=== RECORDS FOR THIS EXERCISE ===
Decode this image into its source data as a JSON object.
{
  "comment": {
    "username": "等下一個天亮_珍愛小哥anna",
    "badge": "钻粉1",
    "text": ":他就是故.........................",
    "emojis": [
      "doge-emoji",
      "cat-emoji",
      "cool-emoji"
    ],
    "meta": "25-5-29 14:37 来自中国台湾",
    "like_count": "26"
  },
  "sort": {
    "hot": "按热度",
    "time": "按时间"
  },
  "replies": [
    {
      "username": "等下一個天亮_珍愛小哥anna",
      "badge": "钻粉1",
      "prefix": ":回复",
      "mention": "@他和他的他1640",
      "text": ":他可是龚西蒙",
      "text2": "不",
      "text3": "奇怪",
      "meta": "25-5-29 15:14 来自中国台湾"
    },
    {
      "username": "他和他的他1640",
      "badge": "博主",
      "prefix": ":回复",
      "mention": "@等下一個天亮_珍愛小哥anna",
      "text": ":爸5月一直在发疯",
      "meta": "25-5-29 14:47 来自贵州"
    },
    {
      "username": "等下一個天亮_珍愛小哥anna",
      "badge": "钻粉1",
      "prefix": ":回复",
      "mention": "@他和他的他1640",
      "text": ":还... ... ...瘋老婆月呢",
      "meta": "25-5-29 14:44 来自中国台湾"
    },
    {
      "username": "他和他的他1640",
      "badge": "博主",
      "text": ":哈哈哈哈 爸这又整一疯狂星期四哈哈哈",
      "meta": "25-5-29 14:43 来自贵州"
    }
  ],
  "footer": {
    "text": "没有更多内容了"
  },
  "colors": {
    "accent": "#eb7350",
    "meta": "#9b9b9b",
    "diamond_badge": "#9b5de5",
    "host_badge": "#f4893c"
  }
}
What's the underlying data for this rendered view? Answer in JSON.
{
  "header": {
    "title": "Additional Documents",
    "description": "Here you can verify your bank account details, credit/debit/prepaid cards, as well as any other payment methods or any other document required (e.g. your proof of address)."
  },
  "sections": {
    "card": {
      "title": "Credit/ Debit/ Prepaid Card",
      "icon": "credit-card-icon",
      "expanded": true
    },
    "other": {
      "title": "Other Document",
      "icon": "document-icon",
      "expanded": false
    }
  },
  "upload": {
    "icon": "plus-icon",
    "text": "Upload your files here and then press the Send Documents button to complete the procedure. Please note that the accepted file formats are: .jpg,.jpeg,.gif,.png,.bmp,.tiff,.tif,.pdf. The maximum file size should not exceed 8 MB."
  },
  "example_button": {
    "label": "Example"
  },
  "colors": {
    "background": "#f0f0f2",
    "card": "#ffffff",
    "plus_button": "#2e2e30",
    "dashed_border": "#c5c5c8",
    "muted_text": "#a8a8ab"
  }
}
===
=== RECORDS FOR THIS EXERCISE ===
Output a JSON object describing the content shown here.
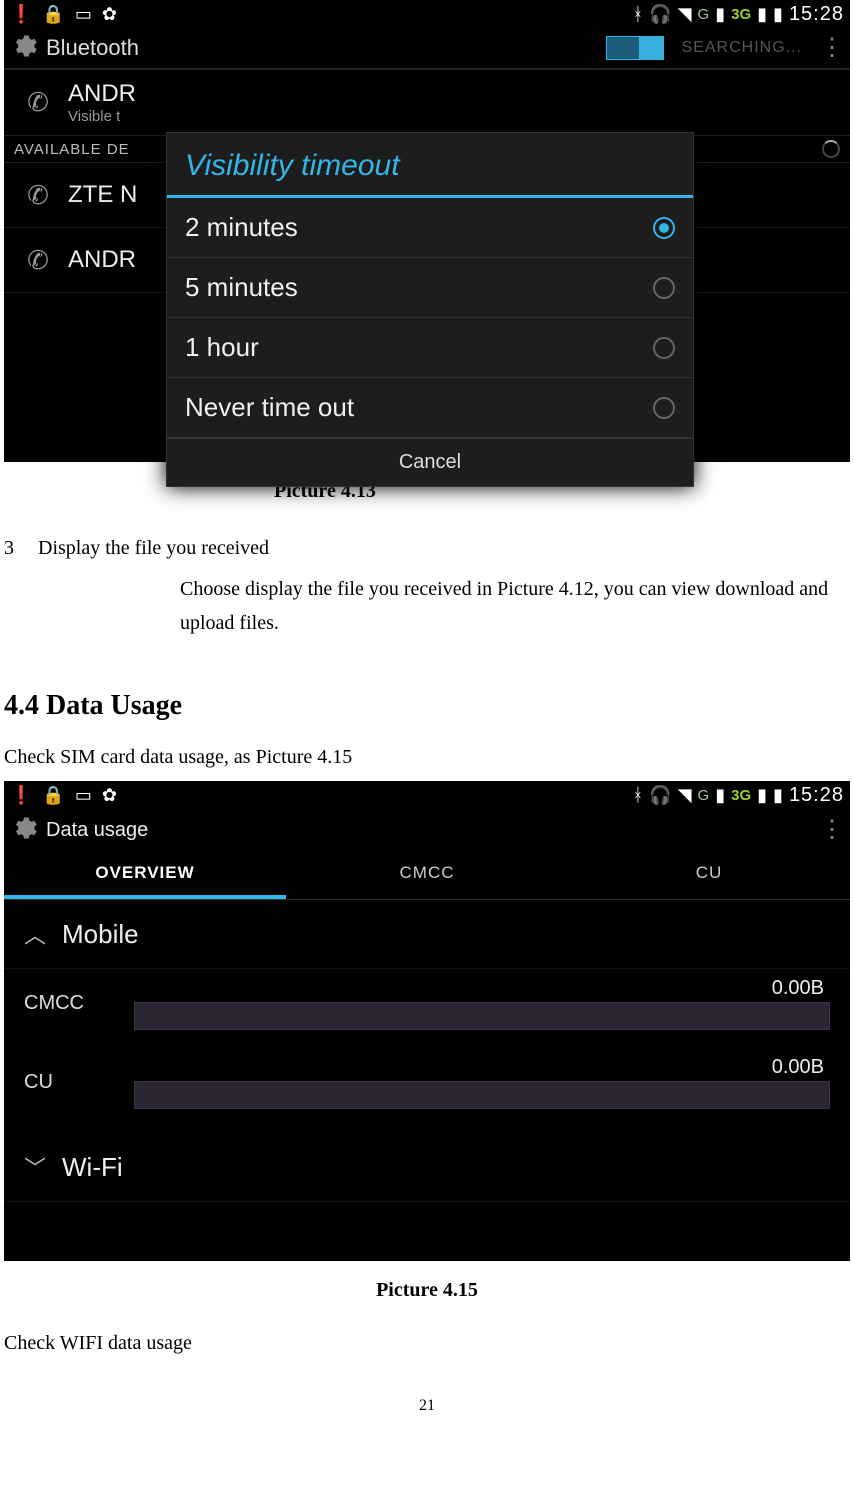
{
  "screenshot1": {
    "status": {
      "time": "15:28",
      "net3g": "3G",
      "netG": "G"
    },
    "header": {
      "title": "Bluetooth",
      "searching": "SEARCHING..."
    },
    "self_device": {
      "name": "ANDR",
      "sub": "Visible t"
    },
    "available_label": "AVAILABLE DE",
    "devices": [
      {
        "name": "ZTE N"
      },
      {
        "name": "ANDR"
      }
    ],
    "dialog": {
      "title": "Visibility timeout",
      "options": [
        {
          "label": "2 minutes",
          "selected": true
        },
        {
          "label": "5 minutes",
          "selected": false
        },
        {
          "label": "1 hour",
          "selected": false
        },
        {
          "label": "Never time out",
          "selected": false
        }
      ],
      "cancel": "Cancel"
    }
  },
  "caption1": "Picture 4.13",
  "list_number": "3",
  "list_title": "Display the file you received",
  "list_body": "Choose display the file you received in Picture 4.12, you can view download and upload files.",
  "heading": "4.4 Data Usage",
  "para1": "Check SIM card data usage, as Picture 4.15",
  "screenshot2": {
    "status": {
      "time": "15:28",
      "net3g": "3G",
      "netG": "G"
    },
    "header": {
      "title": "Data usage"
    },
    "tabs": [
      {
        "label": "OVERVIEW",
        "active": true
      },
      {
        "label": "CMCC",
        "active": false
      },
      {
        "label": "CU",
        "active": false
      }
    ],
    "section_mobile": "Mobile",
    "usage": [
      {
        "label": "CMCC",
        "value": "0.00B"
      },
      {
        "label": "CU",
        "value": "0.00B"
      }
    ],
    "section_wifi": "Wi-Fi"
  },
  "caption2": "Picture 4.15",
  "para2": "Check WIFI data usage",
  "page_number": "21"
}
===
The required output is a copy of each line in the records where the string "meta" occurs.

    "meta": "25-5-29 14:37 来自中国台湾",
      "meta": "25-5-29 15:14 来自中国台湾"
      "meta": "25-5-29 14:47 来自贵州"
      "meta": "25-5-29 14:44 来自中国台湾"
      "meta": "25-5-29 14:43 来自贵州"
    "meta": "#9b9b9b",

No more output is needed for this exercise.